Stay tuned as I have more images coming from the trip. For now, I hope you can enjoy this little slice of time in paradise as much as I did.

Top 12 of 2012

As we come to the end of 2012 I thought I’d look back through the photos I made this year and choose my top 12. I decided to take things a little more seriously with my shooting this year, and I felt like this was a good year of growth for me as a photographer. It wasn’t easy to narrow down my collection from this year to just 12 images, and I’m still second guessing a few of my choices to be honest! I hope you’ll stay tuned, there are some cool things in store for 2013 and I’m excited to share them with you in the coming months.

Thanks to all of you who’ve taken the time to stop in and comment, plus 1, add, like, etc. this past year. I’ve enjoyed getting to know so many new friends in the photography community and look forward to new friendships in the coming year.

Photo of the Week: Week 52

Well, this week marks the final instalment in my 2012 weekly photo series. For this final post, I’m sharing a simple image I made while out shooting on a cold snowy day in the mountains last week. It was a beautiful winter morning with fresh snow having fallen over night and even more gently falling throughout the day. The low clouds and overcast conditions made for somewhat of a photographic challenge though in that the main attraction of the Rockies, the mountains themselves, were practically invisible. Not that I’m complaining or anything, it’s always a great exercise when the conditions force you to look past the obvious images and see more creatively. I often find some of my favourite images come from days like this.
I saw this view across the valley near Lake Louise and was really drawn to the repeated patterns of the lines of trees and the way the fog created a kind of layered effect. Using my telephoto lens I extracted this little scene and took advantage of the compression effect of using a longer focal length.
While simple and maybe not all that exciting, this image really captured the peaceful, quiet mood of that beautiful winter morning for me. If you haven’t experienced the stillness and quiet of a crisp winter morning in the mountains, I would highly recommend it. I hope this photo at least gives you a taste.

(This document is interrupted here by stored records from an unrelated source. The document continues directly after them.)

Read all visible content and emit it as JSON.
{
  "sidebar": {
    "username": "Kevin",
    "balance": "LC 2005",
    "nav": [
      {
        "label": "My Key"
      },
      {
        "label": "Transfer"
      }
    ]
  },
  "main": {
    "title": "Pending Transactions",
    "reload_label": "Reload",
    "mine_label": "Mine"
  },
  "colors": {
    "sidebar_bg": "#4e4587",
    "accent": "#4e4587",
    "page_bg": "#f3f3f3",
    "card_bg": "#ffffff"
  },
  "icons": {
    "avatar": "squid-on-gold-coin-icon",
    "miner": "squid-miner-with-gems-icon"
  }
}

Photo of the Week: Week 51

This week’s photo of the week is a chilly winter image I took just over a week ago while out in the mountains looking for photos. This one is from Numa Falls in Kootenay National Park. I really liked the look of the cool blue water and the way the falls tumbled down between the snow covered rocks. The compositional choices are a little limited here in that the only vantage point of the falls is from the footbridge that crosses over the river. Despite that, I experimented as much as possible and made images that included the trees, stream, and the rest of the scene above the falls as well as more isolated images like this one. In the end I decided on this one because I felt like the falling snow and featureless sky in the wider compositions just didn’t add enough to the image. The obviously interesting draw of the scene is the waterfall so I felt like focusing in on that would make for a more effective photo. The overcast conditions that day were perfect for easily capturing the entire dynamic range of the scene in a single exposure which was great. With the dark rocks, flowing water, and bright white snow this would have been quite a challenging exposure in brighter conditions. I used a polarizing filter to remove the reflections in the water and bring out the colour as well as solid neutral density filter to lengthen my exposure enough (1.3 seconds) to get the effect I was looking for in the water.

Thanks for stopping in, I hope you enjoy this one.